According to local historian Gilbert Gia By 1880, the town had a population of 801, and by 1890, it had a population of 2,626.Aftershocks, for the next month, had become normal to Bakersfield residents, until August 22 at pm a 5.8 earthquake struck directly under the town's center in the most densely populated area of the southern San Joaquin Valley.Four people died in the aftershock, and some of the town's historic structures sustained heavy damage. communities to receive the All-America City Award from the National Civic League.Bakersfield lies around 100 miles (160 km) north of Los Angeles (about a 1½-hour drive on I-5 and State Route 99) and about 300 mi (480 km) southeast of the state capital, Sacramento (about a 4½-hour drive on State Route 99).Bakersfield has historically referred to its regions by directional names.Kern County is the most productive oil producing county, along the branches of the Kern River Delta and hunted antelope, tule elk, deer, bear, fish, and game birds.
In 1776, Spanish missionary Father Francisco Garcés became the first European to explore the area.
Owing to the remoteness and inaccessibility of the region, however, the Yokuts remained largely isolated until after the Mexican War of Independence, when Mexican settlers began to migrate to the area.
Following the discovery of gold in California in 1848, settlers flooded into the San Joaquin Valley.
In 1851, gold was discovered along the Kern River in the southern Sierra Nevada, and in 1865, oil was discovered in the valley.
The Bakersfield area, once a tule-reed-covered marshland, was first known as Kern Island to the handful of pioneers who built log cabins there in 1860.

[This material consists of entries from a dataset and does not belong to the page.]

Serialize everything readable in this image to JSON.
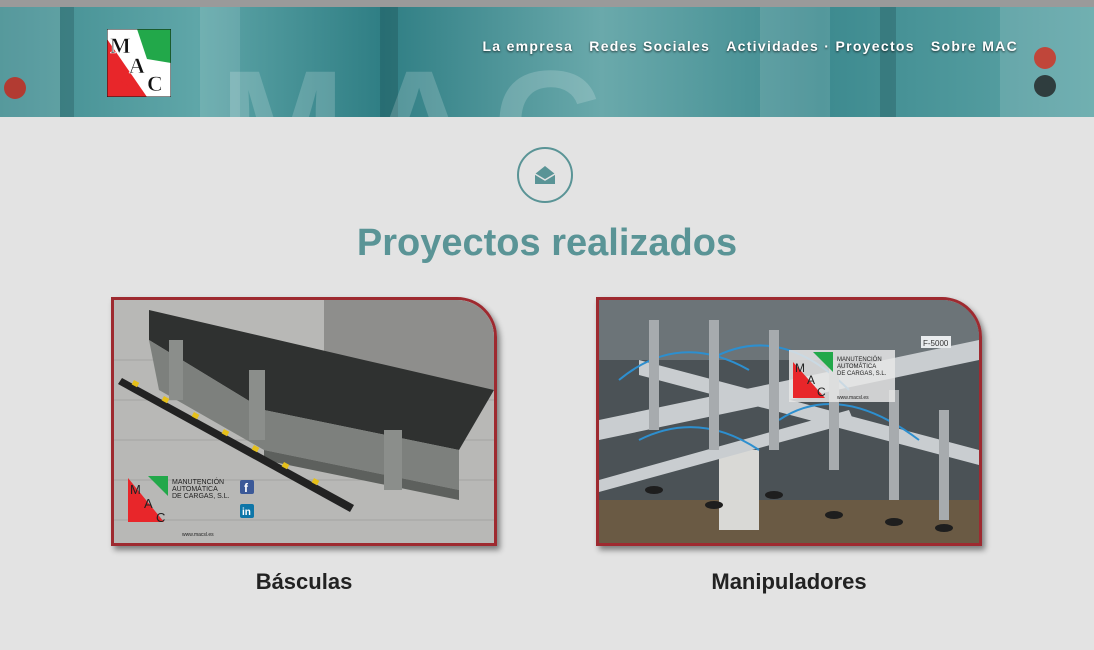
{
  "header": {
    "logo_letters": [
      "M",
      "A",
      "C"
    ],
    "nav": [
      {
        "label": "La empresa"
      },
      {
        "label": "Redes Sociales"
      },
      {
        "label": "Actividades · Proyectos"
      },
      {
        "label": "Sobre MAC"
      }
    ]
  },
  "section": {
    "icon": "envelope-open-icon",
    "title": "Proyectos realizados"
  },
  "projects": [
    {
      "caption": "Básculas",
      "image_overlay": {
        "company_line1": "MANUTENCIÓN",
        "company_line2": "AUTOMÁTICA",
        "company_line3": "DE CARGAS, S.L.",
        "web": "www.macsl.es",
        "social_icons": [
          "facebook-icon",
          "linkedin-icon"
        ]
      }
    },
    {
      "caption": "Manipuladores",
      "image_overlay": {
        "company_line1": "MANUTENCIÓN",
        "company_line2": "AUTOMÁTICA",
        "company_line3": "DE CARGAS, S.L.",
        "web": "www.macsl.es",
        "sign_text": "F-5000"
      }
    }
  ],
  "colors": {
    "accent": "#5a9496",
    "card_border": "#9e2a30",
    "logo_red": "#e8262a",
    "logo_green": "#22a84a",
    "background": "#e3e3e3"
  }
}
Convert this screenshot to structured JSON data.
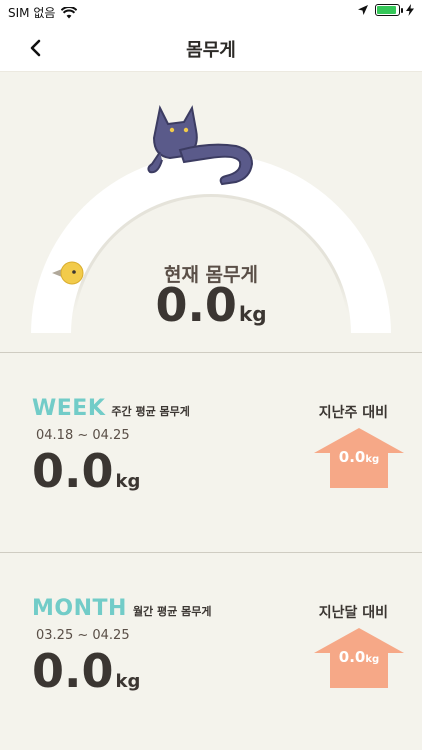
{
  "status_bar": {
    "carrier": "SIM 없음",
    "wifi_icon": "wifi-icon",
    "location_icon": "location-arrow-icon",
    "battery_icon": "battery-icon",
    "charging_icon": "charging-bolt-icon",
    "battery_color": "#35c759"
  },
  "nav": {
    "title": "몸무게",
    "back_icon": "chevron-left-icon"
  },
  "gauge": {
    "mascot": "cat-illustration",
    "indicator_icon": "bird-icon",
    "current_label": "현재 몸무게",
    "current_value": "0.0",
    "unit": "kg"
  },
  "weekly": {
    "period": "WEEK",
    "subtitle": "주간 평균 몸무게",
    "range": "04.18 ~ 04.25",
    "value": "0.0",
    "unit": "kg",
    "compare_label": "지난주 대비",
    "compare_value": "0.0",
    "compare_unit": "kg"
  },
  "monthly": {
    "period": "MONTH",
    "subtitle": "월간 평균 몸무게",
    "range": "03.25 ~ 04.25",
    "value": "0.0",
    "unit": "kg",
    "compare_label": "지난달 대비",
    "compare_value": "0.0",
    "compare_unit": "kg"
  },
  "colors": {
    "background": "#f4f3ec",
    "accent_teal": "#72ccc8",
    "arrow_orange": "#f6a887",
    "cat_purple": "#5a5a8a",
    "bird_yellow": "#f2cb4b"
  }
}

Summers are very hot and there are extended stretches of hot weather with 108 afternoons per year above 90 °F or 32.2 °C (on average between April 19 and October 12); Winters feature mild daytime temperatures, though frost can occasionally occur, often coming with dense tule fog and low visibility, causing many schools to have fog delays as long as three hours.